Know Your Limitations When Exercising
Limitations When Exercising: Exercise, as most people know, offers incredible health benefits. It can help you to lose weight, it will increase your cardiovascular capacity, it will energize you, and it will make you generally healthier. In spite of these great benefits, however, there are risks to exercising too much. Too much exercise may damage your joints give you shin splints, tendonitis, or other workout injuries. In addition to those physical ailments, too much exercise can lead to fatigue, grouchiness, fevers, and an increased heart rate even while exercising. Damage caused by over-exercising can lead to a myriad of problems, and some of these problems may last your entire life.
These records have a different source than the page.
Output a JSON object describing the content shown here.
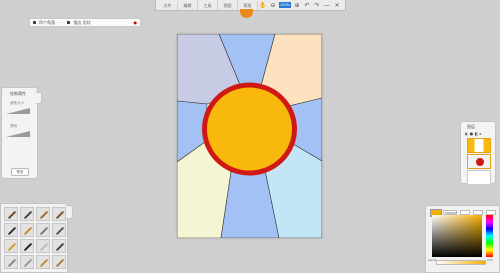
{
  "toolbar": {
    "menu": [
      "文件",
      "编辑",
      "工具",
      "视图",
      "帮助"
    ],
    "zoom": "100%",
    "icons": [
      "pan-icon",
      "zoom-out-icon",
      "zoom-in-icon",
      "undo-icon",
      "redo-icon",
      "minimize-icon",
      "close-icon"
    ]
  },
  "props_bar": {
    "label_1": "四个角落",
    "label_2": "描边 形状"
  },
  "left_panel": {
    "title": "绘制属性",
    "slider1_label": "画笔大小",
    "slider2_label": "透明",
    "preview_label": "预览"
  },
  "layers_panel": {
    "title": "图层"
  },
  "color_panel": {
    "hex": "F0B000",
    "alpha_label": "alpha",
    "alpha_value": "100",
    "colors": {
      "swatch": "#f0b000"
    }
  },
  "artwork": {
    "colors": {
      "lavender": "#c7cbe4",
      "blue": "#a4c1f5",
      "peach": "#fde2c0",
      "cream": "#f4f5d2",
      "light_blue": "#c3e6f7",
      "sun_fill": "#f9b90c",
      "sun_ring": "#cf1a14"
    }
  }
}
However, it can be difficult to know how much exercise is too much. Many people even become addicted to exercise. Exercise releases endorphins that make the person exercising feel great. However, many people get addicted to the rush of these endorphins, and they simply cannot stop exercising. Fitness specialists have several rules that they give to people who enjoy exercising so that they do not accidentally exercise too much. By following these guidelines, you can ensure that your body is not being overworked.
If you are new to exercising, you should gradually ease into a workout routine. If you have been a couch potato for years, you will damage your body by jumping off the couch and running a marathon. However, if you ease yourself up to that level, you will be fine. For the best results, you should start with a short and mild workout. For example, if you are just getting started, you might want to start with something easy like a mile walk. You can increase your efforts by about ten percent every week. If you already work out on a regular basis, you can increase how much you workout, but you should also do it gradually. You can increase both the intensity and duration of your workout, but you must do it incrementally.
Whether you are adding to your current routine or starting a new one, you should listen to your body. Your body will tell you whether or not your workouts are harming you. If you notice aches and pains, you should not ignore them. If you simply take a painkiller and keep exercising, you risk seriously damaging yourself. Some aches are a normal response to exercise, but they are also a signal that your body needs a break or a change of pace. To minimize pains, you can rotate high intensity workouts with low-intensity workouts. You should also rotate cardio-based exercise with strength-based exercise. For instance, one day, you could focus on speed walking while on another day, you could focus on calisthenics.
Exercising is like medicine. A little bit may help you, but too much will harm you. If you listen to your body and increase your goals gradually, you will minimize the threat of over-exercising.